* Task to carry out: Working from the entries below, count every line that includes the word "Images". Return the figure alone.

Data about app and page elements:

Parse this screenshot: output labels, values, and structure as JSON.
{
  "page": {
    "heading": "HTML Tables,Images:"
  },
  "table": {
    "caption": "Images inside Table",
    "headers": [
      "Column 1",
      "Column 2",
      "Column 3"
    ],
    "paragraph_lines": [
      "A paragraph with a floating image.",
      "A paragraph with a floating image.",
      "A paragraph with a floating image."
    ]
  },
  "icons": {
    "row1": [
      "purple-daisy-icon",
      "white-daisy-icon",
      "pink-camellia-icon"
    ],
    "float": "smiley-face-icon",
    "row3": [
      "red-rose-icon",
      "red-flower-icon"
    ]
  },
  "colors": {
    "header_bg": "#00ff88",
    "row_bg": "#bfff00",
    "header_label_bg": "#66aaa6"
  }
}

* Exercise result: 2